**Records to process**:
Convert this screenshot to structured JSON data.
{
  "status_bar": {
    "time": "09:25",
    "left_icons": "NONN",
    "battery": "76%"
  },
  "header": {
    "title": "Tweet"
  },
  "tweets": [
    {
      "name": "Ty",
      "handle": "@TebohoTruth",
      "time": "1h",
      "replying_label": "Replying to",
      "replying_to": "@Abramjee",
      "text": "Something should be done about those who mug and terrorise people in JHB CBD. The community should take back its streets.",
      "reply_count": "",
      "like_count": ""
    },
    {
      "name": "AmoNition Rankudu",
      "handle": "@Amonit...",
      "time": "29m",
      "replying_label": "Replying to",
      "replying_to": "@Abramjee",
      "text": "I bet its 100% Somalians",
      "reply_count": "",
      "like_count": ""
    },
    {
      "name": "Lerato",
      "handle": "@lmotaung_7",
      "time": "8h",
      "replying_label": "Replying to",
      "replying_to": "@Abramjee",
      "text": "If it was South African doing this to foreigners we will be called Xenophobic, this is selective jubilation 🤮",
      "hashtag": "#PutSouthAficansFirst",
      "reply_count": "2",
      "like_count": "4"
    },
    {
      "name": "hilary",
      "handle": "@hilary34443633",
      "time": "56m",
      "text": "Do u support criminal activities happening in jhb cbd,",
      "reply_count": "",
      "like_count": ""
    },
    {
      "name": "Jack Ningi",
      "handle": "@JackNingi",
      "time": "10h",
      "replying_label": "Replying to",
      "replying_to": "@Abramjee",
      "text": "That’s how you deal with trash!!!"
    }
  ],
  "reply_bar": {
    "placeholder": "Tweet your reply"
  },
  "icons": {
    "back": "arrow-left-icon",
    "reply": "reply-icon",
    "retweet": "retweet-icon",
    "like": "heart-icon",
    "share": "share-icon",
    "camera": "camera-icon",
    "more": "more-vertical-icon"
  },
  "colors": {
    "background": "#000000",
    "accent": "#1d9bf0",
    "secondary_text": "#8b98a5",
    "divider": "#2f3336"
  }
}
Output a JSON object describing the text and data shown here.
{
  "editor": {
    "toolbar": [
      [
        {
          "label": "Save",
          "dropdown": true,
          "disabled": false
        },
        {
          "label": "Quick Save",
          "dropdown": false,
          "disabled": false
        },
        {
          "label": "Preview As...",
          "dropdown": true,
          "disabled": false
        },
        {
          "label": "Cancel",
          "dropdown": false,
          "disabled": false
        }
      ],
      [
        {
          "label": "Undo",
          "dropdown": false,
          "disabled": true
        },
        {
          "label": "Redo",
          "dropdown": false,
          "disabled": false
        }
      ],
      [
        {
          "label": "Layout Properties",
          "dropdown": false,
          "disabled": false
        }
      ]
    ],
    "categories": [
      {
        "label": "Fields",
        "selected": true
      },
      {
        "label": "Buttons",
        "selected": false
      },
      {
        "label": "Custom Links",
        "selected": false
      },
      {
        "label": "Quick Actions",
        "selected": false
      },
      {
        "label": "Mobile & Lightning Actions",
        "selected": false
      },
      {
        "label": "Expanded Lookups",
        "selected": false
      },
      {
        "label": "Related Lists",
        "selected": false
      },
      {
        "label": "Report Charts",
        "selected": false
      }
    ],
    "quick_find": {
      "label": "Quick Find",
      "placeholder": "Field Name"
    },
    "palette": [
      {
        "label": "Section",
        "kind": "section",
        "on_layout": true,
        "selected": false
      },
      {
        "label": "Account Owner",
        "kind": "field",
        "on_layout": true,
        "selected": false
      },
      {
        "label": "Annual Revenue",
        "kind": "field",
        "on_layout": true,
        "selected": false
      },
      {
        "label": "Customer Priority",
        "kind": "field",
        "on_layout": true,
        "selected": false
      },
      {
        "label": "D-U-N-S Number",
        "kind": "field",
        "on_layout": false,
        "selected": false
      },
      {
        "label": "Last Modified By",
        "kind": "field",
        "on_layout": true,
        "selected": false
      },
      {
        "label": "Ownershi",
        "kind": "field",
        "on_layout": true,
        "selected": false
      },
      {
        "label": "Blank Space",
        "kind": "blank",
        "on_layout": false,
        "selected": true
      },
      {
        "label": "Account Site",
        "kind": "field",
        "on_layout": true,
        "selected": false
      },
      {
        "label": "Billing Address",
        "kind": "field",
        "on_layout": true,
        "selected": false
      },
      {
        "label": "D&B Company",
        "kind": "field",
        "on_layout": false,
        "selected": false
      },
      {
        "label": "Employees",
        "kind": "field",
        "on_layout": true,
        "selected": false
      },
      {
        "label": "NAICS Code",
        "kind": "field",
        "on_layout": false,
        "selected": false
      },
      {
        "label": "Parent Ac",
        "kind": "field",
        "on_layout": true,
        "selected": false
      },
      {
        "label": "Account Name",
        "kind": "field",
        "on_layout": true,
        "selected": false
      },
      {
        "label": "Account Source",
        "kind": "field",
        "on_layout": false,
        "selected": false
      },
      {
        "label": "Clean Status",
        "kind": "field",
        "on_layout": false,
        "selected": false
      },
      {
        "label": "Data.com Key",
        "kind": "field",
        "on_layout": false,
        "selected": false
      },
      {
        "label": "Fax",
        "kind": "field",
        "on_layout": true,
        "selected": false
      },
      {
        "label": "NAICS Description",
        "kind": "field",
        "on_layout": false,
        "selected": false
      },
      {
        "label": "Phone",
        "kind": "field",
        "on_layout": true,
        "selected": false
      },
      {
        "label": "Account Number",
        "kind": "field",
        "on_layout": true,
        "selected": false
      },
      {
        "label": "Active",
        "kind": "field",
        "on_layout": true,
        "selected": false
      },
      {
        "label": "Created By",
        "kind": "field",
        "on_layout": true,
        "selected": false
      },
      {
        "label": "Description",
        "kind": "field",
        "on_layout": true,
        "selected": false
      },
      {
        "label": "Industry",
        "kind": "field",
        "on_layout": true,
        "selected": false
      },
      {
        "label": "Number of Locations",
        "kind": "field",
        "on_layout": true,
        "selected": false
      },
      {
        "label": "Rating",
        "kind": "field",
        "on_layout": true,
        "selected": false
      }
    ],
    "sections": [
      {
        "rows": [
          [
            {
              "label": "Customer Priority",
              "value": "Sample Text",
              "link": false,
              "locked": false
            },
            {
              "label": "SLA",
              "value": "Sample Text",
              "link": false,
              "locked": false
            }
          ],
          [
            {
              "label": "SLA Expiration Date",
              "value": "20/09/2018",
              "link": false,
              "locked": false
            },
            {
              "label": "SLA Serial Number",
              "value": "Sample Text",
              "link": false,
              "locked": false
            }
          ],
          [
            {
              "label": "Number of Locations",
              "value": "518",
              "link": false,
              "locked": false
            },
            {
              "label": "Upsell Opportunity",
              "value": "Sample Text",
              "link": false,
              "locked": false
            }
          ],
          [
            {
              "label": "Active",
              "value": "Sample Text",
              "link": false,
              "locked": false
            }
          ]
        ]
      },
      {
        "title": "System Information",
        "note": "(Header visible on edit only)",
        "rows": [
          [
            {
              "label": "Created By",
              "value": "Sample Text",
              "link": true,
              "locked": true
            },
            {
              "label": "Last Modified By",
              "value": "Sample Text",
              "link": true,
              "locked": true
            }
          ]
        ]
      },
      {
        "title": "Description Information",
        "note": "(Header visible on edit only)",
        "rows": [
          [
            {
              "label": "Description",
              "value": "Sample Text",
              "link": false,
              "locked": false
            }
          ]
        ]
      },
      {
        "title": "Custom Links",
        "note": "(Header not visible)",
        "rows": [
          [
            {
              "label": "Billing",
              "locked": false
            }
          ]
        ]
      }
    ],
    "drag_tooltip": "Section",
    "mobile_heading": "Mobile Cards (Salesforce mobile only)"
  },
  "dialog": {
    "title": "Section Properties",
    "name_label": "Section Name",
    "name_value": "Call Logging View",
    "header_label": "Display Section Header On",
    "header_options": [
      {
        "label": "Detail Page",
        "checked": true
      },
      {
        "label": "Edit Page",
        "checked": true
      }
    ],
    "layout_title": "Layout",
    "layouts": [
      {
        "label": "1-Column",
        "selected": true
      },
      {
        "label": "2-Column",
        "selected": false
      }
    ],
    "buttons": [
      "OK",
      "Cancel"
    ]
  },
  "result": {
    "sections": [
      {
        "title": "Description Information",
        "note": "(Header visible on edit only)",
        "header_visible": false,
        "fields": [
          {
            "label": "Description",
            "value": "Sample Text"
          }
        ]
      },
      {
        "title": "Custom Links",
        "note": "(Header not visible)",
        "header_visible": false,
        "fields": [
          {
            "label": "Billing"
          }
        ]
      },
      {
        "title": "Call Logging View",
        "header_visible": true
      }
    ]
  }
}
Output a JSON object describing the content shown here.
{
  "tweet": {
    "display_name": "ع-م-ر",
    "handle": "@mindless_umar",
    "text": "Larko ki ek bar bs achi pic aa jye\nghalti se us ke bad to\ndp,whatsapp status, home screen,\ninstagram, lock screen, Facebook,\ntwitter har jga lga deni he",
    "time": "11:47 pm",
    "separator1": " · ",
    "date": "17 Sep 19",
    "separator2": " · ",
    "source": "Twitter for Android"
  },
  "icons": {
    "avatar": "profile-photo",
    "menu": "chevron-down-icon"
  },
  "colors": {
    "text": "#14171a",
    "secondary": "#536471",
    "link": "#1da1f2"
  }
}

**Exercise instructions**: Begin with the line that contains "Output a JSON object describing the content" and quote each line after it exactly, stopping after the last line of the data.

**Answer to this task**:
Output a JSON object describing the content shown here.
{
  "tweet": {
    "display_name": "ع-م-ر",
    "handle": "@mindless_umar",
    "text": "Larko ki ek bar bs achi pic aa jye\nghalti se us ke bad to\ndp,whatsapp status, home screen,\ninstagram, lock screen, Facebook,\ntwitter har jga lga deni he",
    "time": "11:47 pm",
    "separator1": " · ",
    "date": "17 Sep 19",
    "separator2": " · ",
    "source": "Twitter for Android"
  },
  "icons": {
    "avatar": "profile-photo",
    "menu": "chevron-down-icon"
  },
  "colors": {
    "text": "#14171a",
    "secondary": "#536471",
    "link": "#1da1f2"
  }
}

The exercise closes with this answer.